"We really didn't start that slowly," Robson said. "We played very well against Portugal, well enough to win. And you saw what West Germany did yesterday against Morocco. So we did well to tie Morocco, playing 50 minutes with only 10 men. Today, we did marvelously well."
Today's match had figured to be low-scoring, since only three players from these two teams had scored in a combined six Cup matches (Lineker for England, Roberto Cabanas and Julio Cesar Romero for Paraguay).
In the 29th minute of a game that started slowly, Paraguay's Adolfino Canete sent a hard shot on goal from 20 yards that Peter Shilton leaped for and knocked over the crossbar with his hand.
Two minutes later, Terry Butcher tried to clear the ball to Shilton, but hit it too weakly. As Shilton came out, Paraguay's Alfredo Mendoza got the ball deep on the right side, but his angle on the untended goal was too shallow. By the time he passed to Canete, Shilton had gotten back into position and blocked the shot.
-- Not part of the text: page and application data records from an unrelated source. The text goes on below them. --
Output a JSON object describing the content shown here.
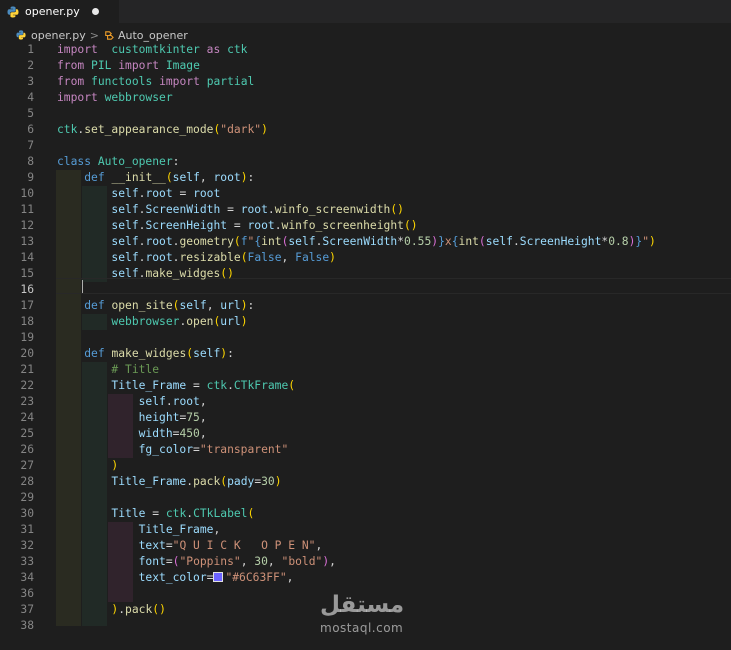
{
  "tab": {
    "filename": "opener.py",
    "icon": "python-icon",
    "modified": true
  },
  "breadcrumb": {
    "file": "opener.py",
    "separator": ">",
    "symbol": "Auto_opener",
    "symbol_icon": "class-icon"
  },
  "editor": {
    "active_line": 16
  },
  "watermark": {
    "arabic": "مستقل",
    "latin": "mostaql.com"
  },
  "colors": {
    "swatch": "#6C63FF"
  },
  "code_lines": [
    [
      [
        "kw",
        "import"
      ],
      [
        "",
        "  "
      ],
      [
        "cls",
        "customtkinter"
      ],
      [
        "",
        " "
      ],
      [
        "kw",
        "as"
      ],
      [
        "",
        " "
      ],
      [
        "cls",
        "ctk"
      ]
    ],
    [
      [
        "kw",
        "from"
      ],
      [
        "",
        " "
      ],
      [
        "cls",
        "PIL"
      ],
      [
        "",
        " "
      ],
      [
        "kw",
        "import"
      ],
      [
        "",
        " "
      ],
      [
        "cls",
        "Image"
      ]
    ],
    [
      [
        "kw",
        "from"
      ],
      [
        "",
        " "
      ],
      [
        "cls",
        "functools"
      ],
      [
        "",
        " "
      ],
      [
        "kw",
        "import"
      ],
      [
        "",
        " "
      ],
      [
        "cls",
        "partial"
      ]
    ],
    [
      [
        "kw",
        "import"
      ],
      [
        "",
        " "
      ],
      [
        "cls",
        "webbrowser"
      ]
    ],
    [],
    [
      [
        "cls",
        "ctk"
      ],
      [
        "",
        "."
      ],
      [
        "fn",
        "set_appearance_mode"
      ],
      [
        "br1",
        "("
      ],
      [
        "str",
        "\"dark\""
      ],
      [
        "br1",
        ")"
      ]
    ],
    [],
    [
      [
        "kb",
        "class"
      ],
      [
        "",
        " "
      ],
      [
        "cls",
        "Auto_opener"
      ],
      [
        "",
        ":"
      ]
    ],
    [
      [
        "",
        "    "
      ],
      [
        "kb",
        "def"
      ],
      [
        "",
        " "
      ],
      [
        "fn",
        "__init__"
      ],
      [
        "br1",
        "("
      ],
      [
        "var",
        "self"
      ],
      [
        "",
        ", "
      ],
      [
        "var",
        "root"
      ],
      [
        "br1",
        ")"
      ],
      [
        "",
        ":"
      ]
    ],
    [
      [
        "",
        "        "
      ],
      [
        "var",
        "self"
      ],
      [
        "",
        "."
      ],
      [
        "var",
        "root"
      ],
      [
        "",
        " = "
      ],
      [
        "var",
        "root"
      ]
    ],
    [
      [
        "",
        "        "
      ],
      [
        "var",
        "self"
      ],
      [
        "",
        "."
      ],
      [
        "var",
        "ScreenWidth"
      ],
      [
        "",
        " = "
      ],
      [
        "var",
        "root"
      ],
      [
        "",
        "."
      ],
      [
        "fn",
        "winfo_screenwidth"
      ],
      [
        "br1",
        "()"
      ]
    ],
    [
      [
        "",
        "        "
      ],
      [
        "var",
        "self"
      ],
      [
        "",
        "."
      ],
      [
        "var",
        "ScreenHeight"
      ],
      [
        "",
        " = "
      ],
      [
        "var",
        "root"
      ],
      [
        "",
        "."
      ],
      [
        "fn",
        "winfo_screenheight"
      ],
      [
        "br1",
        "()"
      ]
    ],
    [
      [
        "",
        "        "
      ],
      [
        "var",
        "self"
      ],
      [
        "",
        "."
      ],
      [
        "var",
        "root"
      ],
      [
        "",
        "."
      ],
      [
        "fn",
        "geometry"
      ],
      [
        "br1",
        "("
      ],
      [
        "kb",
        "f"
      ],
      [
        "str",
        "\""
      ],
      [
        "kb",
        "{"
      ],
      [
        "fn",
        "int"
      ],
      [
        "br2",
        "("
      ],
      [
        "var",
        "self"
      ],
      [
        "",
        "."
      ],
      [
        "var",
        "ScreenWidth"
      ],
      [
        "",
        "*"
      ],
      [
        "num",
        "0.55"
      ],
      [
        "br2",
        ")"
      ],
      [
        "kb",
        "}"
      ],
      [
        "str",
        "x"
      ],
      [
        "kb",
        "{"
      ],
      [
        "fn",
        "int"
      ],
      [
        "br2",
        "("
      ],
      [
        "var",
        "self"
      ],
      [
        "",
        "."
      ],
      [
        "var",
        "ScreenHeight"
      ],
      [
        "",
        "*"
      ],
      [
        "num",
        "0.8"
      ],
      [
        "br2",
        ")"
      ],
      [
        "kb",
        "}"
      ],
      [
        "str",
        "\""
      ],
      [
        "br1",
        ")"
      ]
    ],
    [
      [
        "",
        "        "
      ],
      [
        "var",
        "self"
      ],
      [
        "",
        "."
      ],
      [
        "var",
        "root"
      ],
      [
        "",
        "."
      ],
      [
        "fn",
        "resizable"
      ],
      [
        "br1",
        "("
      ],
      [
        "kb",
        "False"
      ],
      [
        "",
        ", "
      ],
      [
        "kb",
        "False"
      ],
      [
        "br1",
        ")"
      ]
    ],
    [
      [
        "",
        "        "
      ],
      [
        "var",
        "self"
      ],
      [
        "",
        "."
      ],
      [
        "fn",
        "make_widges"
      ],
      [
        "br1",
        "()"
      ]
    ],
    [],
    [
      [
        "",
        "    "
      ],
      [
        "kb",
        "def"
      ],
      [
        "",
        " "
      ],
      [
        "fn",
        "open_site"
      ],
      [
        "br1",
        "("
      ],
      [
        "var",
        "self"
      ],
      [
        "",
        ", "
      ],
      [
        "var",
        "url"
      ],
      [
        "br1",
        ")"
      ],
      [
        "",
        ":"
      ]
    ],
    [
      [
        "",
        "        "
      ],
      [
        "cls",
        "webbrowser"
      ],
      [
        "",
        "."
      ],
      [
        "fn",
        "open"
      ],
      [
        "br1",
        "("
      ],
      [
        "var",
        "url"
      ],
      [
        "br1",
        ")"
      ]
    ],
    [],
    [
      [
        "",
        "    "
      ],
      [
        "kb",
        "def"
      ],
      [
        "",
        " "
      ],
      [
        "fn",
        "make_widges"
      ],
      [
        "br1",
        "("
      ],
      [
        "var",
        "self"
      ],
      [
        "br1",
        ")"
      ],
      [
        "",
        ":"
      ]
    ],
    [
      [
        "",
        "        "
      ],
      [
        "cmt",
        "# Title"
      ]
    ],
    [
      [
        "",
        "        "
      ],
      [
        "var",
        "Title_Frame"
      ],
      [
        "",
        " = "
      ],
      [
        "cls",
        "ctk"
      ],
      [
        "",
        "."
      ],
      [
        "cls",
        "CTkFrame"
      ],
      [
        "br1",
        "("
      ]
    ],
    [
      [
        "",
        "            "
      ],
      [
        "var",
        "self"
      ],
      [
        "",
        "."
      ],
      [
        "var",
        "root"
      ],
      [
        "",
        ","
      ]
    ],
    [
      [
        "",
        "            "
      ],
      [
        "var",
        "height"
      ],
      [
        "",
        "="
      ],
      [
        "num",
        "75"
      ],
      [
        "",
        ","
      ]
    ],
    [
      [
        "",
        "            "
      ],
      [
        "var",
        "width"
      ],
      [
        "",
        "="
      ],
      [
        "num",
        "450"
      ],
      [
        "",
        ","
      ]
    ],
    [
      [
        "",
        "            "
      ],
      [
        "var",
        "fg_color"
      ],
      [
        "",
        "="
      ],
      [
        "str",
        "\"transparent\""
      ]
    ],
    [
      [
        "",
        "        "
      ],
      [
        "br1",
        ")"
      ]
    ],
    [
      [
        "",
        "        "
      ],
      [
        "var",
        "Title_Frame"
      ],
      [
        "",
        "."
      ],
      [
        "fn",
        "pack"
      ],
      [
        "br1",
        "("
      ],
      [
        "var",
        "pady"
      ],
      [
        "",
        "="
      ],
      [
        "num",
        "30"
      ],
      [
        "br1",
        ")"
      ]
    ],
    [],
    [
      [
        "",
        "        "
      ],
      [
        "var",
        "Title"
      ],
      [
        "",
        " = "
      ],
      [
        "cls",
        "ctk"
      ],
      [
        "",
        "."
      ],
      [
        "cls",
        "CTkLabel"
      ],
      [
        "br1",
        "("
      ]
    ],
    [
      [
        "",
        "            "
      ],
      [
        "var",
        "Title_Frame"
      ],
      [
        "",
        ","
      ]
    ],
    [
      [
        "",
        "            "
      ],
      [
        "var",
        "text"
      ],
      [
        "",
        "="
      ],
      [
        "str",
        "\"Q U I C K   O P E N\""
      ],
      [
        "",
        ","
      ]
    ],
    [
      [
        "",
        "            "
      ],
      [
        "var",
        "font"
      ],
      [
        "",
        "="
      ],
      [
        "br2",
        "("
      ],
      [
        "str",
        "\"Poppins\""
      ],
      [
        "",
        ", "
      ],
      [
        "num",
        "30"
      ],
      [
        "",
        ", "
      ],
      [
        "str",
        "\"bold\""
      ],
      [
        "br2",
        ")"
      ],
      [
        "",
        ","
      ]
    ],
    [
      [
        "",
        "            "
      ],
      [
        "var",
        "text_color"
      ],
      [
        "",
        "="
      ],
      [
        "swatch",
        ""
      ],
      [
        "str",
        "\"#6C63FF\""
      ],
      [
        "",
        ","
      ]
    ],
    [],
    [
      [
        "",
        "        "
      ],
      [
        "br1",
        ")"
      ],
      [
        "",
        "."
      ],
      [
        "fn",
        "pack"
      ],
      [
        "br1",
        "()"
      ]
    ],
    [],
    []
  ],
  "line_numbers": [
    "1",
    "2",
    "3",
    "4",
    "5",
    "6",
    "7",
    "8",
    "9",
    "10",
    "11",
    "12",
    "13",
    "14",
    "15",
    "16",
    "17",
    "18",
    "19",
    "20",
    "21",
    "22",
    "23",
    "24",
    "25",
    "26",
    "27",
    "28",
    "29",
    "30",
    "31",
    "32",
    "33",
    "34",
    "36",
    "37",
    "38"
  ]
}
England got its first goal in the 32nd minute. From the right side, Butcher sent a crossing pass to Steve Hodge at the far post. Goalkeeper Roberto Fernandez went out to meet Hodge, who sent a roller across the goal mouth. Lineker, who was prone in front of the goal, stuck out a foot and poked the ball home.
England made it 2-0 in the 11th minute of the second half. Butcher's hard shot was blocked by Romero, but Beardsley got the rebound and scored -- the first Cup goal by an English player other than Lineker. The goal came with only 10 English players on the field; Lineker had just been taken off on a stretcher because of an elbow in the throat.
Lineker returned quickly, however, and scored his fifth goal of the tournament in the 28th minute of the second half.